    besides price, what disturbs me is 85% of the population live in public housing - meant for poor people. this is not the case anywhere else in world, even fourth world countries. what does it say about singaporeans' financial level? what does it say about development generally and housing in particular? what does it say about land prices? what does it say about the standard of living in a so-called first world country which worships at the feet of the money god?

    i foresee that the number of suicides is die die(excuse the pun) going to rise, as more n more people over the years are unable to pay off the horrifically high mortgages. along the way, they will lose their jobs. finally they come to the point where no one will hire them becos of their age, never mind all the laws; they still have a mortgage and they have no CPF and very little if any savings.

    there is at best a very weak safety net, no matter what anyone who has never had to ask for help swears. burden it down with many who need help and it must surely break.

    all this sounds as fatal(pun intended) long-term as the stop at two policy and speak mandarin campaign.

  10. Seems the MIW really "like" all those "blood money or public funds" really a lot!

    Too bad in the next life they can't bring em with them...

    Crazy as crazy does!

  11. Absolutely madness to think that a fixed-life asset price can keep rising...

    Anyone who attended Accounting 101 will know about how such assets will only be worth their salvage value (usually very close to zero) at the end of their useful life (lease in this case)...

    I think MBK owes everyone an explanation of how can this not be the case with our 99-year leasehold HDB flats!

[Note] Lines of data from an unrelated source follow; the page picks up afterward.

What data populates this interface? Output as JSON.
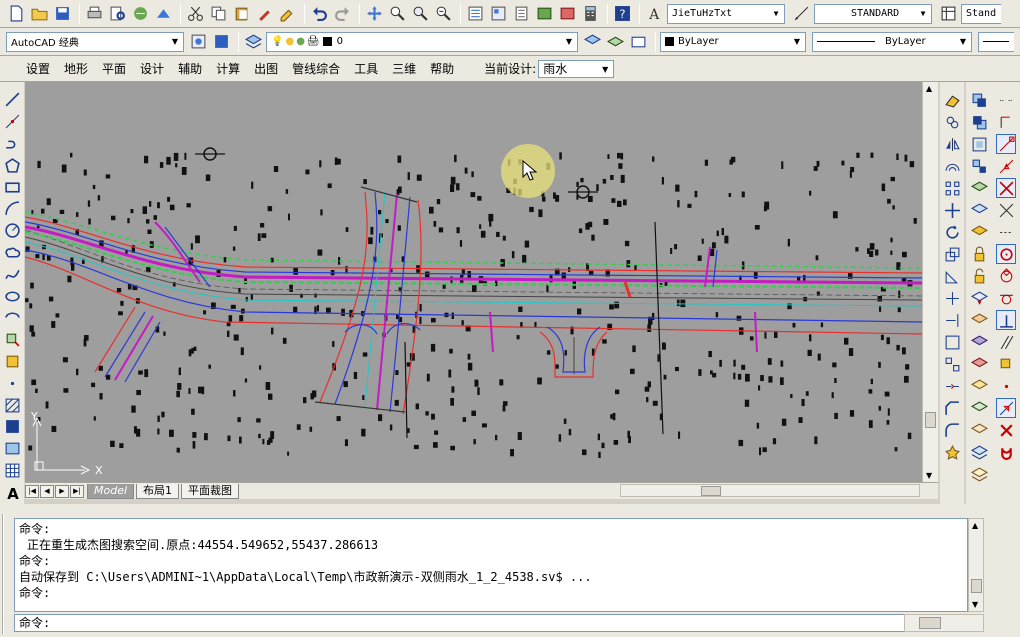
{
  "toolbar_top": {
    "text_style": "JieTuHzTxt",
    "dim_style": "STANDARD",
    "table_style": "Stand"
  },
  "toolbar_second": {
    "workspace": "AutoCAD 经典",
    "layer": "0",
    "color": "ByLayer",
    "linetype": "ByLayer"
  },
  "menu": {
    "items": [
      "设置",
      "地形",
      "平面",
      "设计",
      "辅助",
      "计算",
      "出图",
      "管线综合",
      "工具",
      "三维",
      "帮助"
    ],
    "current_design_label": "当前设计:",
    "current_design_value": "雨水"
  },
  "drawing": {
    "axis_x": "X",
    "axis_y": "Y"
  },
  "layout_tabs": {
    "tabs": [
      "Model",
      "布局1",
      "平面裁图"
    ]
  },
  "command": {
    "lines": [
      "命令:",
      "正在重生成杰图搜索空间.原点:44554.549652,55437.286613",
      "命令:",
      "自动保存到 C:\\Users\\ADMINI~1\\AppData\\Local\\Temp\\市政新演示-双侧雨水_1_2_4538.sv$ ...",
      "命令:"
    ],
    "prompt": "命令:"
  },
  "colors": {
    "canvas_bg": "#9e9e9e",
    "road_red": "#e8302c",
    "road_blue": "#2a39d6",
    "road_magenta": "#c41cc4",
    "road_green": "#2bd24a",
    "road_cyan": "#22c7c7"
  }
}
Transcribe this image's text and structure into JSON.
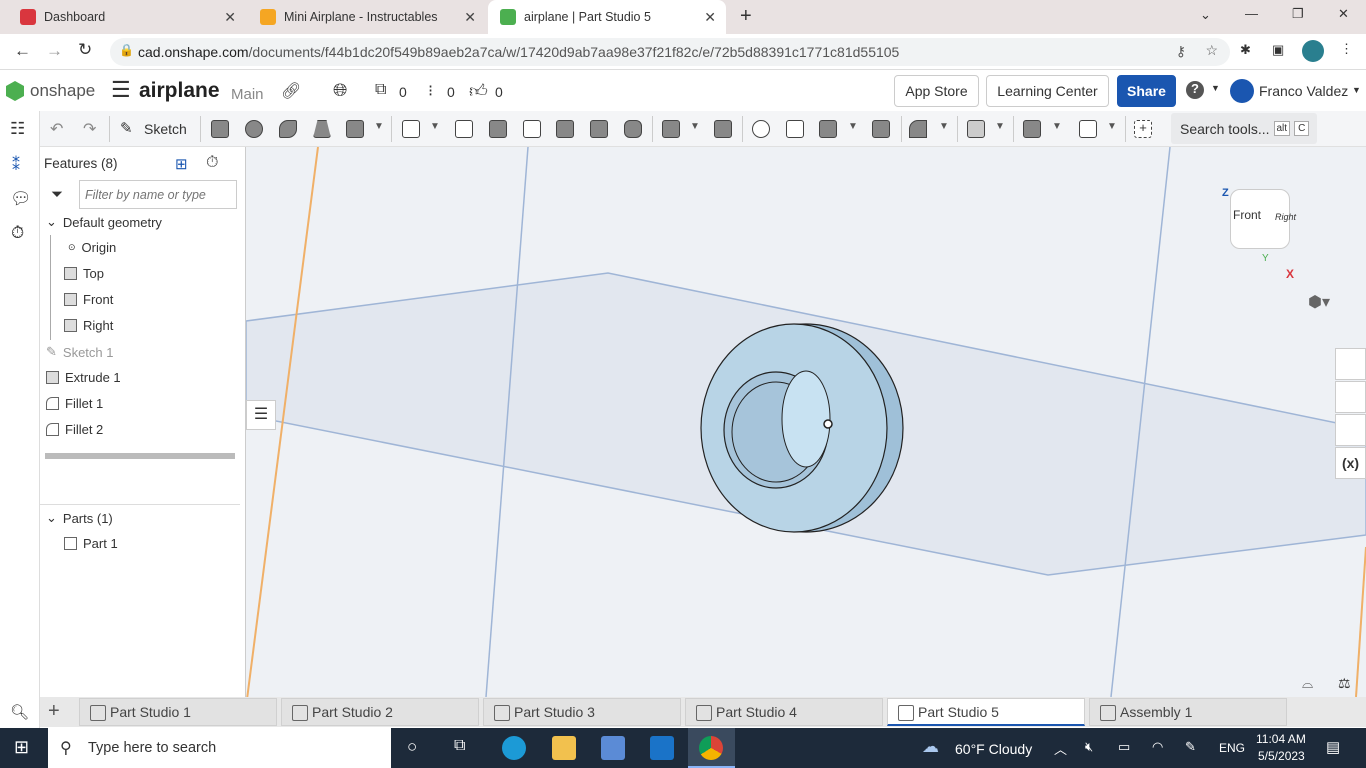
{
  "browser": {
    "tabs": [
      {
        "label": "Dashboard",
        "color": "#d9363e"
      },
      {
        "label": "Mini Airplane - Instructables",
        "color": "#f5a623"
      },
      {
        "label": "airplane | Part Studio 5",
        "color": "#4caf50"
      }
    ],
    "url_host": "cad.onshape.com",
    "url_path": "/documents/f44b1dc20f549b89aeb2a7ca/w/17420d9ab7aa98e37f21f82c/e/72b5d88391c1771c81d55105"
  },
  "header": {
    "brand": "onshape",
    "doc_title": "airplane",
    "branch": "Main",
    "versions_count": "0",
    "branches_count": "0",
    "likes_count": "0",
    "app_store": "App Store",
    "learning_center": "Learning Center",
    "share": "Share",
    "user": "Franco Valdez",
    "share_color": "#1a56b0"
  },
  "toolbar": {
    "sketch": "Sketch",
    "search": "Search tools...",
    "kbd1": "alt",
    "kbd2": "C"
  },
  "features": {
    "title": "Features (8)",
    "filter_placeholder": "Filter by name or type",
    "default_geometry": "Default geometry",
    "items": [
      "Origin",
      "Top",
      "Front",
      "Right",
      "Sketch 1",
      "Extrude 1",
      "Fillet 1",
      "Fillet 2"
    ],
    "parts_title": "Parts (1)",
    "parts": [
      "Part 1"
    ]
  },
  "viewcube": {
    "z": "Z",
    "y": "Y",
    "x": "X",
    "front": "Front",
    "right": "Right"
  },
  "bottom_tabs": [
    "Part Studio 1",
    "Part Studio 2",
    "Part Studio 3",
    "Part Studio 4",
    "Part Studio 5",
    "Assembly 1"
  ],
  "taskbar": {
    "search": "Type here to search",
    "weather": "60°F  Cloudy",
    "lang": "ENG",
    "time": "11:04 AM",
    "date": "5/5/2023"
  }
}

  12. No need MBT to explain. Just get rid of this lousy minister during this election. Establish an alternative, impound his passport, freeze his assets and claw back his ministerial salary!

  13. Read de-leviathan's excellent costing of how a 5-room flat generates a mark-up profit of about 46% for HDB.

  14. You need to think about what is it you want. Lowering of asset prices or increasing asset prices is good or bad. Looking at the above comments, people are complaining asset prices rising is no good (it's getting expensive argument) AND complaining declining asset prices is no good (declining value argument).

    Increasing prices is good for those in debt, ie those who own a place. It was a very tough time servicing debt and mortgage during 1998 - 2003! But was that period good for those without debt, ie generally without a home and mortgage. Not really, jobs were very hard to come by and no increments for those who had a job.

    Just remember more than 90% of households in Singapore own a home and mostly in debt. You certainly don't want your family members to cry over declining asset prices because it is extremely tough to soldier on paying and paying while watching their homes decline in value.

    So please have a perspective and conscience.. Almost everyone who wants a job have one, and hard work is the way of life. Singaporeans included.

  15. to Anon 9:51pm

    "Just remember more than 90% of households in Singapore own a home and mostly in debt."

    You are wrong, only 50%, and these people lease for 99 years from HDB. Children don't own the house. Increasing asset price would only lead to a lifetime of debt, retirement would not be possible for many people.

    What goes up has to come down. Singapore will face its sub-prime crisis if salary don't increase at the same rate as property. It's better for a few to bite the bullet now than the entire nation to suffer from lifetime of debts.